Dataset rows describing interfaces:
****************

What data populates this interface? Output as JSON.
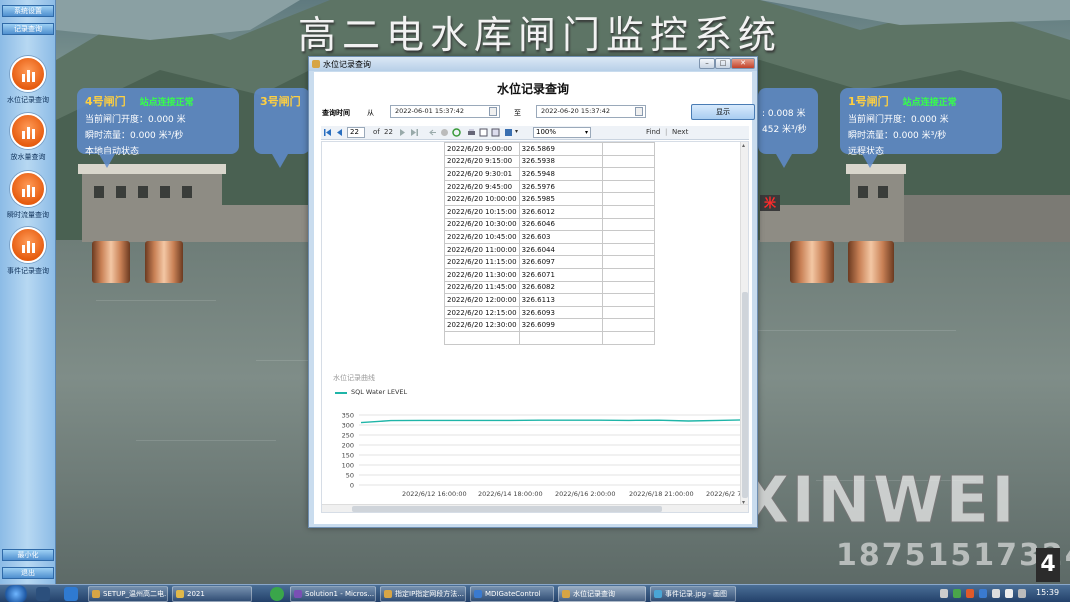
{
  "app_title": "高二电水库闸门监控系统",
  "sidebar": {
    "top_buttons": [
      "系统设置",
      "记录查询"
    ],
    "items": [
      {
        "label": "水位记录查询",
        "icon": "bar-chart-icon"
      },
      {
        "label": "放水量查询",
        "icon": "bar-chart-icon"
      },
      {
        "label": "瞬时流量查询",
        "icon": "bar-chart-icon"
      },
      {
        "label": "事件记录查询",
        "icon": "bar-chart-icon"
      }
    ],
    "bottom_buttons": [
      "最小化",
      "退出"
    ]
  },
  "gates": {
    "gate4": {
      "name": "4号闸门",
      "status": "站点连接正常",
      "opening": "当前闸门开度：0.000 米",
      "flow": "瞬时流量：0.000 米³/秒",
      "mode": "本地自动状态"
    },
    "gate3": {
      "name": "3号闸门"
    },
    "gate2": {
      "opening_partial": ": 0.008 米",
      "flow_partial": "452 米³/秒"
    },
    "gate1": {
      "name": "1号闸门",
      "status": "站点连接正常",
      "opening": "当前闸门开度：0.000 米",
      "flow": "瞬时流量：0.000 米³/秒",
      "mode": "远程状态"
    },
    "meter_fragment": "米"
  },
  "dialog": {
    "window_title": "水位记录查询",
    "heading": "水位记录查询",
    "query_time_label": "查询时间",
    "from_label": "从",
    "from_value": "2022-06-01 15:37:42",
    "to_label": "至",
    "to_value": "2022-06-20 15:37:42",
    "show_button": "显示",
    "toolbar": {
      "page": "22",
      "of_label": "of",
      "total_pages": "22",
      "zoom": "100%",
      "find": "Find",
      "next": "Next"
    },
    "table_rows": [
      [
        "2022/6/20 9:00:00",
        "326.5869"
      ],
      [
        "2022/6/20 9:15:00",
        "326.5938"
      ],
      [
        "2022/6/20 9:30:01",
        "326.5948"
      ],
      [
        "2022/6/20 9:45:00",
        "326.5976"
      ],
      [
        "2022/6/20 10:00:00",
        "326.5985"
      ],
      [
        "2022/6/20 10:15:00",
        "326.6012"
      ],
      [
        "2022/6/20 10:30:00",
        "326.6046"
      ],
      [
        "2022/6/20 10:45:00",
        "326.603"
      ],
      [
        "2022/6/20 11:00:00",
        "326.6044"
      ],
      [
        "2022/6/20 11:15:00",
        "326.6097"
      ],
      [
        "2022/6/20 11:30:00",
        "326.6071"
      ],
      [
        "2022/6/20 11:45:00",
        "326.6082"
      ],
      [
        "2022/6/20 12:00:00",
        "326.6113"
      ],
      [
        "2022/6/20 12:15:00",
        "326.6093"
      ],
      [
        "2022/6/20 12:30:00",
        "326.6099"
      ]
    ],
    "chart_title": "水位记录曲线",
    "legend": "SQL Water LEVEL",
    "line_color": "#1fb5a8"
  },
  "chart_data": {
    "type": "line",
    "title": "水位记录曲线",
    "series": [
      {
        "name": "SQL Water LEVEL",
        "values": [
          312,
          322,
          323,
          323,
          323,
          323,
          324,
          324,
          324,
          323,
          324,
          320,
          323,
          326
        ]
      }
    ],
    "y_ticks": [
      "350",
      "300",
      "250",
      "200",
      "150",
      "100",
      "50",
      "0"
    ],
    "ylim": [
      0,
      350
    ],
    "x_ticks": [
      "2022/6/12 16:00:00",
      "2022/6/14 18:00:00",
      "2022/6/16 2:00:00",
      "2022/6/18 21:00:00",
      "2022/6/2 7:4"
    ],
    "grid": true,
    "legend_position": "top-left"
  },
  "watermark": {
    "line1": "XINWEI",
    "line2": "18751517324"
  },
  "taskbar": {
    "tasks": [
      "SETUP_温州高二电...",
      "2021",
      "Solution1 - Micros...",
      "指定IP指定网段方法...",
      "MDIGateControl",
      "水位记录查询",
      "事件记录.jpg - 画图"
    ],
    "active_task": 5,
    "clock": "15:39"
  }
}
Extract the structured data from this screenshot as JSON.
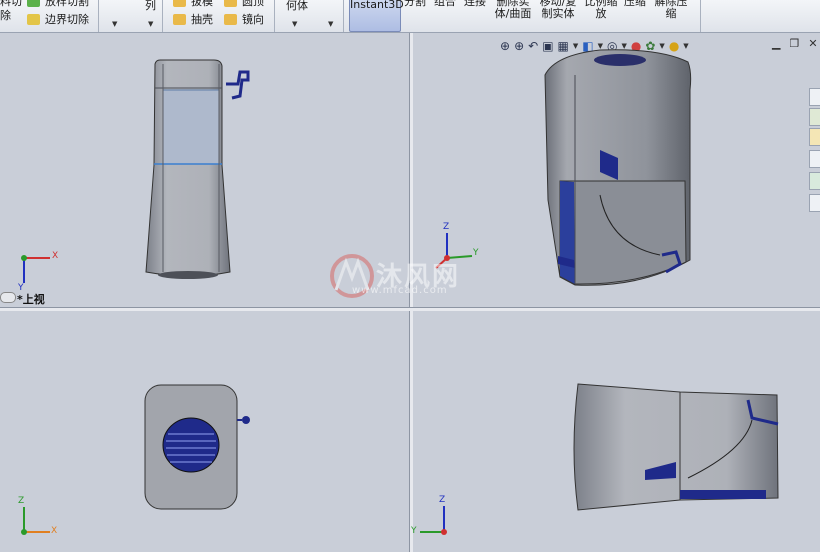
{
  "ribbon": {
    "col1": [
      "料切",
      "除"
    ],
    "col2": [
      "放样切割",
      "边界切除"
    ],
    "col3": [
      "列"
    ],
    "col4": [
      "拔模",
      "抽壳"
    ],
    "col5": [
      "圆顶",
      "镜向"
    ],
    "col6": [
      "何体"
    ],
    "instant3d": "Instant3D",
    "tail_labels": [
      "分割",
      "组合",
      "连接",
      "删除实体/曲面",
      "移动/复制实体",
      "比例缩放",
      "压缩",
      "解除压缩"
    ]
  },
  "viewport": {
    "view_label": "*上视",
    "triad_labels": {
      "x": "X",
      "y": "Y",
      "z": "Z"
    }
  },
  "watermark": {
    "brand": "沐风网",
    "url": "www.mfcad.com"
  },
  "colors": {
    "accent": "#1f2a8a",
    "body_gray": "#9ea2ab",
    "pane": "#c9ced8"
  }
}
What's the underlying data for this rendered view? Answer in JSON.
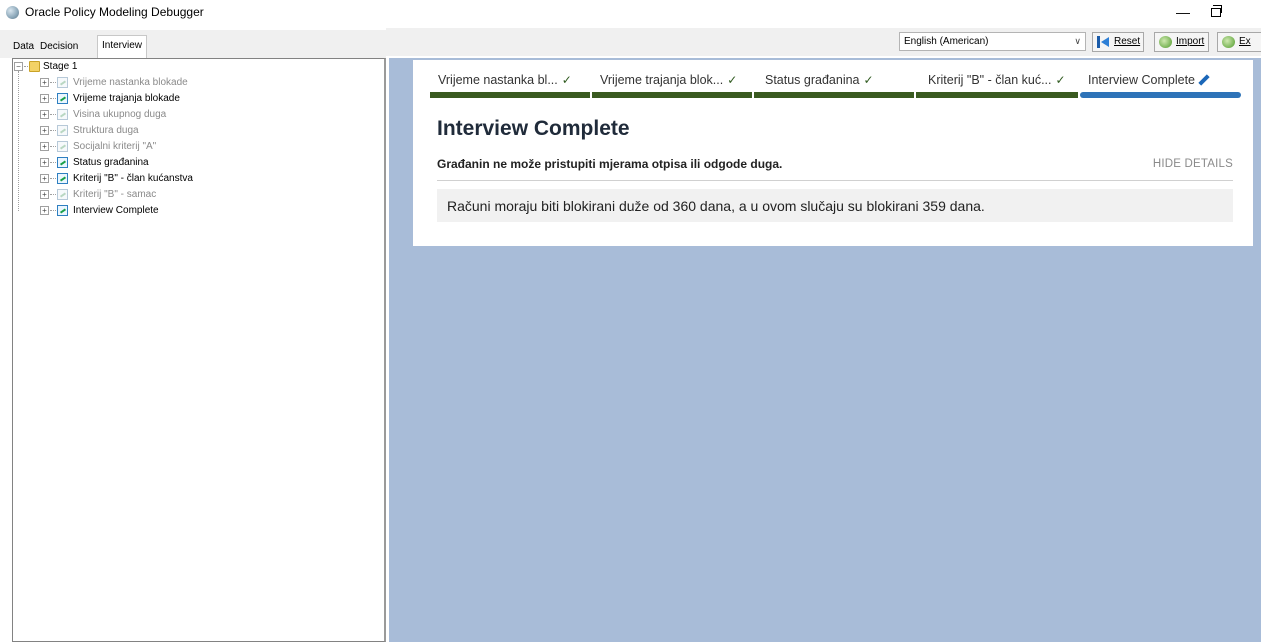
{
  "window": {
    "title": "Oracle Policy Modeling Debugger",
    "minimize_glyph": "—"
  },
  "tabs": [
    {
      "label": "Data"
    },
    {
      "label": "Decision"
    },
    {
      "label": "Interview"
    }
  ],
  "toolbar": {
    "language": "English (American)",
    "reset_label": "Reset",
    "import_label": "Import",
    "export_label": "Ex"
  },
  "tree": {
    "root": {
      "label": "Stage 1",
      "expand_glyph": "−"
    },
    "expand_glyph": "+",
    "items": [
      {
        "label": "Vrijeme nastanka blokade",
        "state": "inactive"
      },
      {
        "label": "Vrijeme trajanja blokade",
        "state": "active"
      },
      {
        "label": "Visina ukupnog duga",
        "state": "inactive"
      },
      {
        "label": "Struktura duga",
        "state": "inactive"
      },
      {
        "label": "Socijalni kriterij \"A\"",
        "state": "inactive"
      },
      {
        "label": "Status građanina",
        "state": "active"
      },
      {
        "label": "Kriterij \"B\" - član kućanstva",
        "state": "active"
      },
      {
        "label": "Kriterij \"B\" - samac",
        "state": "inactive"
      },
      {
        "label": "Interview Complete",
        "state": "active"
      }
    ]
  },
  "stages": [
    {
      "label": "Vrijeme nastanka bl...",
      "check": "✓"
    },
    {
      "label": "Vrijeme trajanja blok...",
      "check": "✓"
    },
    {
      "label": "Status građanina",
      "check": "✓"
    },
    {
      "label": "Kriterij \"B\" - član kuć...",
      "check": "✓"
    },
    {
      "label": "Interview Complete"
    }
  ],
  "main": {
    "title": "Interview Complete",
    "subtitle": "Građanin ne može pristupiti mjerama otpisa ili odgode duga.",
    "hide_details": "HIDE DETAILS",
    "detail": "Računi moraju biti blokirani duže od 360 dana, a u ovom slučaju su blokirani 359 dana."
  },
  "colors": {
    "completed_bar": "#3a5a20",
    "current_bar": "#2e73b8",
    "background": "#a8bcd8"
  }
}
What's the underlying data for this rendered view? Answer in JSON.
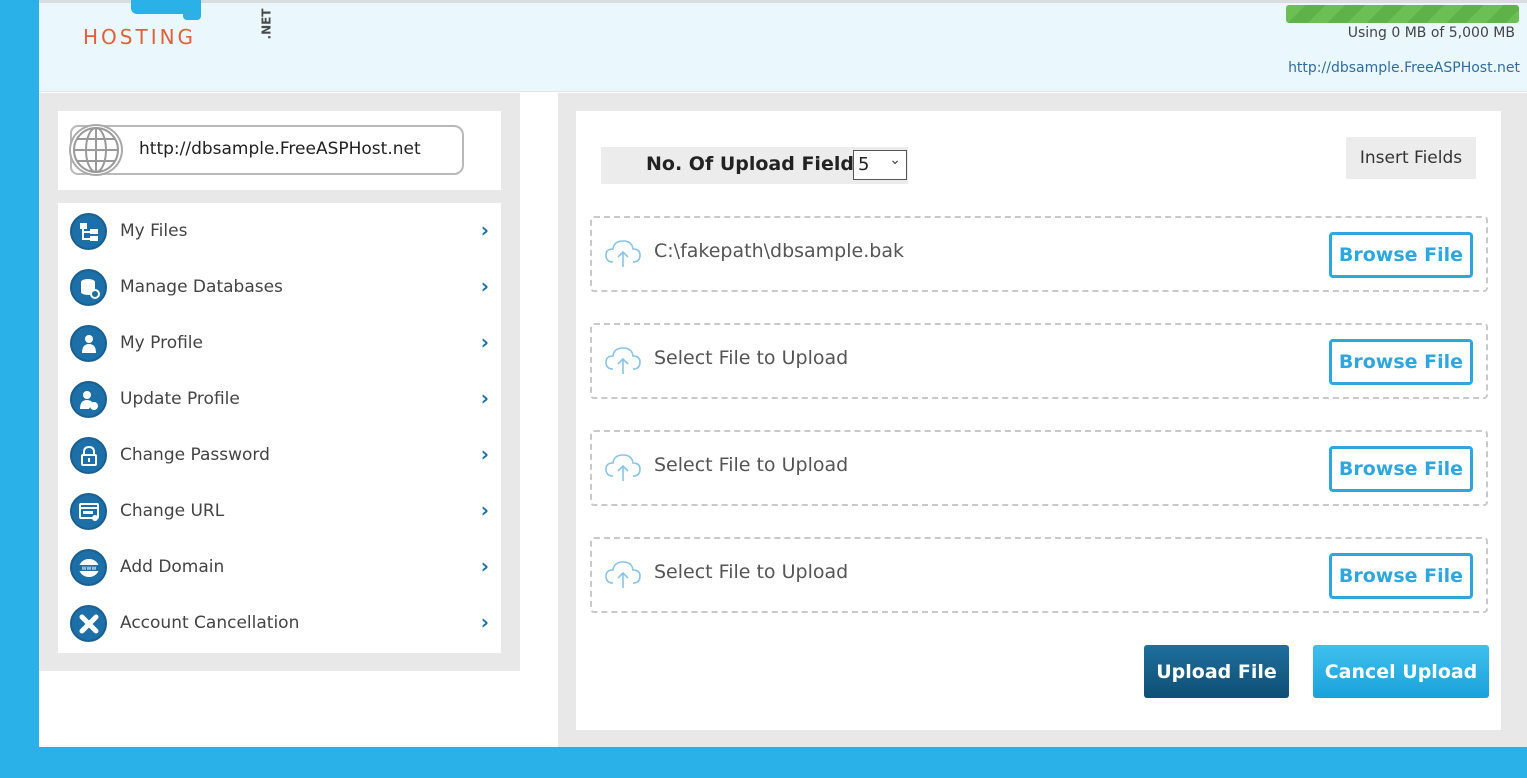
{
  "header": {
    "logo_word": "HOSTING",
    "logo_suffix": ".NET",
    "quota_text": "Using 0 MB of 5,000 MB",
    "quota_fraction": 1.0,
    "site_url": "http://dbsample.FreeASPHost.net"
  },
  "sidebar": {
    "site_url": "http://dbsample.FreeASPHost.net",
    "items": [
      {
        "label": "My Files",
        "icon": "folder-tree-icon"
      },
      {
        "label": "Manage Databases",
        "icon": "database-icon"
      },
      {
        "label": "My Profile",
        "icon": "user-icon"
      },
      {
        "label": "Update Profile",
        "icon": "user-edit-icon"
      },
      {
        "label": "Change Password",
        "icon": "lock-icon"
      },
      {
        "label": "Change URL",
        "icon": "url-icon"
      },
      {
        "label": "Add Domain",
        "icon": "www-icon"
      },
      {
        "label": "Account Cancellation",
        "icon": "close-icon"
      }
    ]
  },
  "upload": {
    "fields_label": "No. Of Upload Fields",
    "fields_value": "5",
    "insert_label": "Insert Fields",
    "browse_label": "Browse File",
    "rows": [
      {
        "text": "C:\\fakepath\\dbsample.bak"
      },
      {
        "text": "Select File to Upload"
      },
      {
        "text": "Select File to Upload"
      },
      {
        "text": "Select File to Upload"
      }
    ],
    "upload_label": "Upload File",
    "cancel_label": "Cancel Upload"
  },
  "colors": {
    "brand_blue": "#29b1e8",
    "dark_blue": "#1d6fa8",
    "quota_green": "#6cbf52",
    "logo_orange": "#e0603a"
  }
}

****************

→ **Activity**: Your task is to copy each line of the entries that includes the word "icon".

→ **Expected answer**:
        "icon": "bar-chart-icon"
        "icon": "bar-chart-icon"
        "icon": "bar-chart-icon"
        "icon": "bar-chart-icon"
        "icon": "folder-tree-icon"
        "icon": "database-icon"
        "icon": "user-icon"
        "icon": "user-edit-icon"
        "icon": "lock-icon"
        "icon": "url-icon"
        "icon": "www-icon"
        "icon": "close-icon"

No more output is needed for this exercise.